Here is a highly simplified example of a `real`

class:

struct real { inline real(double d) : m_value(d) {} inline operator int() const { return (int)m_value; } /* ... */ long double m_value; };

It is possible to write `real f = 15`

because of the **implicit constructor**. Actually, C++ constructors are always implicit unless specified otherwise.

It is possible to write `int x = f / g`

because of the **conversion operator**.

So far, so good.

## The problem with implicit promotion

Here is how `fabs`

could be implemented:

real fabs(real const &r) { return real(r.m_value < 0 ? -r.m_value : r.m_value); }

But now we have a problem. A subtle problem. Consider the following code:

double x = fabs(-5.0);

What does this do? Well, **it depends**. It depends whether `<cmath>`

was included or not. Because if `<cmath>`

wasn’t included, then that code is going to **automatically promote** -5.0 to a `real`

and call **our** custom function instead of the one provided by the math library! With no compile-time warning!

This is confusing. It should not happen. But it is a well known problem and there are several obvious workarounds:

- What most professional C++ programmers will tell you: use namespaces
- Mark the
`real(int)`

constructor`explicit`

The problem with 1. is that I am not a professional C++ programmer. I am a C programmer who uses C++. I use preprocessor macros and `printf`

and `memalign`

and `goto`

. Try and stop me!

The problem with 2. is that I can no longer write `real f = 15`

, I would need `real f(15)`

or `real f = real(15)`

instead.
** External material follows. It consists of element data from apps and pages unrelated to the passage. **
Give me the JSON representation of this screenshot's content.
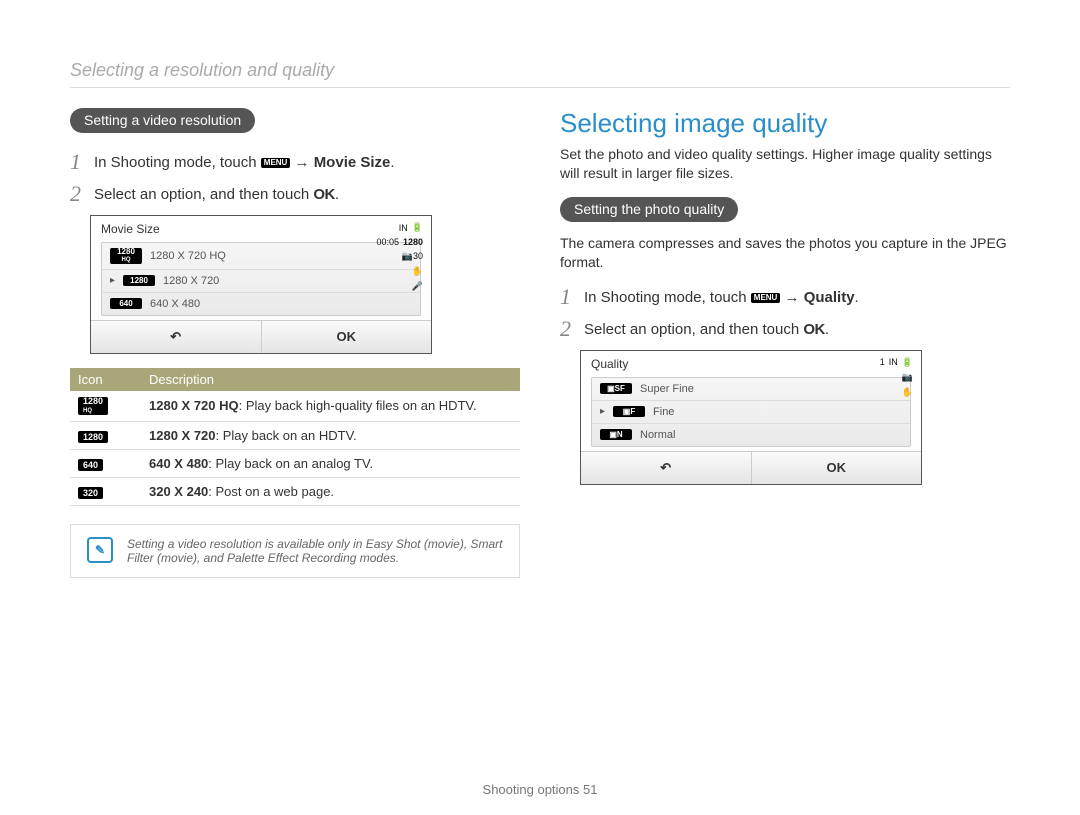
{
  "pageHeader": "Selecting a resolution and quality",
  "left": {
    "pill": "Setting a video resolution",
    "step1_a": "In Shooting mode, touch ",
    "step1_menu": "MENU",
    "step1_b": " → ",
    "step1_bold": "Movie Size",
    "step1_c": ".",
    "step2_a": "Select an option, and then touch ",
    "step2_ok": "OK",
    "step2_c": ".",
    "screen": {
      "title": "Movie Size",
      "timer": "00:05",
      "mode": "1280",
      "icons": [
        "IN",
        "🔳",
        "📷30",
        "✋",
        "🎤"
      ],
      "options": [
        {
          "badge": "1280\nHQ",
          "label": "1280 X 720 HQ",
          "sel": false
        },
        {
          "badge": "1280",
          "label": "1280 X 720",
          "sel": true
        },
        {
          "badge": "640",
          "label": "640 X 480",
          "sel": false
        }
      ],
      "back": "↶",
      "ok": "OK"
    },
    "table": {
      "h1": "Icon",
      "h2": "Description",
      "rows": [
        {
          "ic": "1280\nHQ",
          "bold": "1280 X 720 HQ",
          "rest": ": Play back high-quality files on an HDTV."
        },
        {
          "ic": "1280",
          "bold": "1280 X 720",
          "rest": ": Play back on an HDTV."
        },
        {
          "ic": "640",
          "bold": "640 X 480",
          "rest": ": Play back on an analog TV."
        },
        {
          "ic": "320",
          "bold": "320 X 240",
          "rest": ": Post on a web page."
        }
      ]
    },
    "note": "Setting a video resolution is available only in Easy Shot (movie), Smart Filter (movie), and Palette Effect Recording modes."
  },
  "right": {
    "title": "Selecting image quality",
    "intro": "Set the photo and video quality settings. Higher image quality settings will result in larger file sizes.",
    "pill": "Setting the photo quality",
    "para": "The camera compresses and saves the photos you capture in the JPEG format.",
    "step1_a": "In Shooting mode, touch ",
    "step1_menu": "MENU",
    "step1_b": " → ",
    "step1_bold": "Quality",
    "step1_c": ".",
    "step2_a": "Select an option, and then touch ",
    "step2_ok": "OK",
    "step2_c": ".",
    "screen": {
      "title": "Quality",
      "counter": "1",
      "icons": [
        "IN",
        "🔳",
        "📷",
        "✋"
      ],
      "options": [
        {
          "badge": "SF",
          "label": "Super Fine",
          "sel": false
        },
        {
          "badge": "F",
          "label": "Fine",
          "sel": true
        },
        {
          "badge": "N",
          "label": "Normal",
          "sel": false
        }
      ],
      "back": "↶",
      "ok": "OK"
    }
  },
  "footer_a": "Shooting options  ",
  "footer_b": "51"
}
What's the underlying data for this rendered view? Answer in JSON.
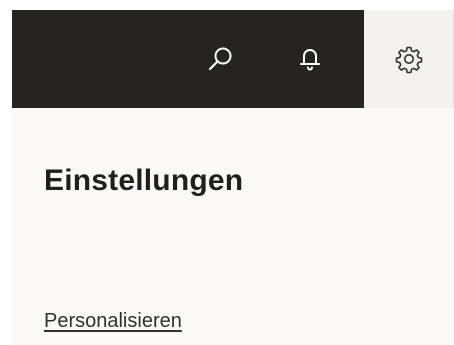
{
  "topbar": {
    "background": "#252423",
    "icons": {
      "search": "search-icon",
      "notifications": "bell-icon",
      "settings": "gear-icon"
    },
    "active_item": "settings"
  },
  "settings_panel": {
    "title": "Einstellungen",
    "links": {
      "personalize": "Personalisieren"
    }
  }
}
This is not acceptable, I want `real`

to behave exactly like `float`

and others, to the fullest extent of what the language allows.

## Another solution

Fortunately, the C++ standard has a solution for us: “*Implicit conversions will be performed [...] if the parameter type contains no template-parameters that participate in template argument deduction*” (ISO/IEC 14882:1998, section 14.8.1.4). **You cannot have implicit conversion and template argument deduction at the same time.**

It means we just have to make `fabs`

a template function! Which means making `real`

a template class, too.

A quick way to fix `real`

would be:

/* N is unused */ template<int N> struct real_base { inline real_base(double d) : m_value(d) {} inline operator int() const { return (int)m_value; } /* ... */ long double m_value; }; typedef real_base<0> real;

The template argument is useless, unfortunately. It will just have to be here, forever. But who knows, you might find a use for it one day.

And to fix `fabs`

:

/* A generic template declaration is needed */ template<int N> real_base<N> fabs(real_base<N> const &r); /* Here we just add template<> to the previous version */ template<> real fabs(real const &r) { return real(r.m_value < 0 ? -r.m_value : r.m_value); }

So, what happens with `double x = fabs(-5.0);`

when we forget to include `<cmath>`

now? Well, here is what GCC says:

In function ‘int main()’: error: no matching function for call to ‘fabs(double)’ note: candidate is: note: template<int N> real_base<N> fabs(const real_base<N>&)

It seems we’ve successfully managed to avoid the problematic implicit conversion, yet still allow it in places where it was useful!

So what is the rule? It’s simple: **where implicit conversion should not be allowed, make the function a specialised template function**.